**INSTRUCTIONS FOR THE TASK**: Every line of the data below must be given again exactly.

===== GIVEN DATA =====

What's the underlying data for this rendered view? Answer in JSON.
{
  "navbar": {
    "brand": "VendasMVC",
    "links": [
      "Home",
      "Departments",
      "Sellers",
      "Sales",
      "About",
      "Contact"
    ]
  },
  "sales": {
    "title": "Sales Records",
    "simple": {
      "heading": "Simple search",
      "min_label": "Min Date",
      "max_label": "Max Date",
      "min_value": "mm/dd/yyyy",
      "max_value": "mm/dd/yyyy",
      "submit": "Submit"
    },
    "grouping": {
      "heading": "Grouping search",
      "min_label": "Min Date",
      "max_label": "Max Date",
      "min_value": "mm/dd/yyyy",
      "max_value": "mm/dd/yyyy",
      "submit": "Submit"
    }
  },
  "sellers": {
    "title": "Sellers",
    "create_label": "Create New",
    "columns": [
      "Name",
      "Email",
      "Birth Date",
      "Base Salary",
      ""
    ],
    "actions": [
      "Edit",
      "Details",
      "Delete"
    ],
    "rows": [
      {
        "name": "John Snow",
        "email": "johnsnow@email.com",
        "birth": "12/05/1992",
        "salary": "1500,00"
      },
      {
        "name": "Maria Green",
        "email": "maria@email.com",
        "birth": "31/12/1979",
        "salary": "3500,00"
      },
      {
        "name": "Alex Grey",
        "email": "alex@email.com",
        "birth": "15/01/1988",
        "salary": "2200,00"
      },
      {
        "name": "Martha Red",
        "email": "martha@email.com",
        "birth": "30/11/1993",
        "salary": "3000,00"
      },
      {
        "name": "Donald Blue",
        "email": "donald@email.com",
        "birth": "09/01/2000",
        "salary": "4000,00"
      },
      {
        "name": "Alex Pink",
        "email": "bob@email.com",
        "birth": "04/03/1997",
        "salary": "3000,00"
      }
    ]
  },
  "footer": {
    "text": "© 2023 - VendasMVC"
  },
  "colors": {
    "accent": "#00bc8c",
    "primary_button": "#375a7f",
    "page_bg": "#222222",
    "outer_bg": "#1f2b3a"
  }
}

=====

**REPLY TO THE EXERCISE**:
What's the underlying data for this rendered view? Answer in JSON.
{
  "navbar": {
    "brand": "VendasMVC",
    "links": [
      "Home",
      "Departments",
      "Sellers",
      "Sales",
      "About",
      "Contact"
    ]
  },
  "sales": {
    "title": "Sales Records",
    "simple": {
      "heading": "Simple search",
      "min_label": "Min Date",
      "max_label": "Max Date",
      "min_value": "mm/dd/yyyy",
      "max_value": "mm/dd/yyyy",
      "submit": "Submit"
    },
    "grouping": {
      "heading": "Grouping search",
      "min_label": "Min Date",
      "max_label": "Max Date",
      "min_value": "mm/dd/yyyy",
      "max_value": "mm/dd/yyyy",
      "submit": "Submit"
    }
  },
  "sellers": {
    "title": "Sellers",
    "create_label": "Create New",
    "columns": [
      "Name",
      "Email",
      "Birth Date",
      "Base Salary",
      ""
    ],
    "actions": [
      "Edit",
      "Details",
      "Delete"
    ],
    "rows": [
      {
        "name": "John Snow",
        "email": "johnsnow@email.com",
        "birth": "12/05/1992",
        "salary": "1500,00"
      },
      {
        "name": "Maria Green",
        "email": "maria@email.com",
        "birth": "31/12/1979",
        "salary": "3500,00"
      },
      {
        "name": "Alex Grey",
        "email": "alex@email.com",
        "birth": "15/01/1988",
        "salary": "2200,00"
      },
      {
        "name": "Martha Red",
        "email": "martha@email.com",
        "birth": "30/11/1993",
        "salary": "3000,00"
      },
      {
        "name": "Donald Blue",
        "email": "donald@email.com",
        "birth": "09/01/2000",
        "salary": "4000,00"
      },
      {
        "name": "Alex Pink",
        "email": "bob@email.com",
        "birth": "04/03/1997",
        "salary": "3000,00"
      }
    ]
  },
  "footer": {
    "text": "© 2023 - VendasMVC"
  },
  "colors": {
    "accent": "#00bc8c",
    "primary_button": "#375a7f",
    "page_bg": "#222222",
    "outer_bg": "#1f2b3a"
  }
}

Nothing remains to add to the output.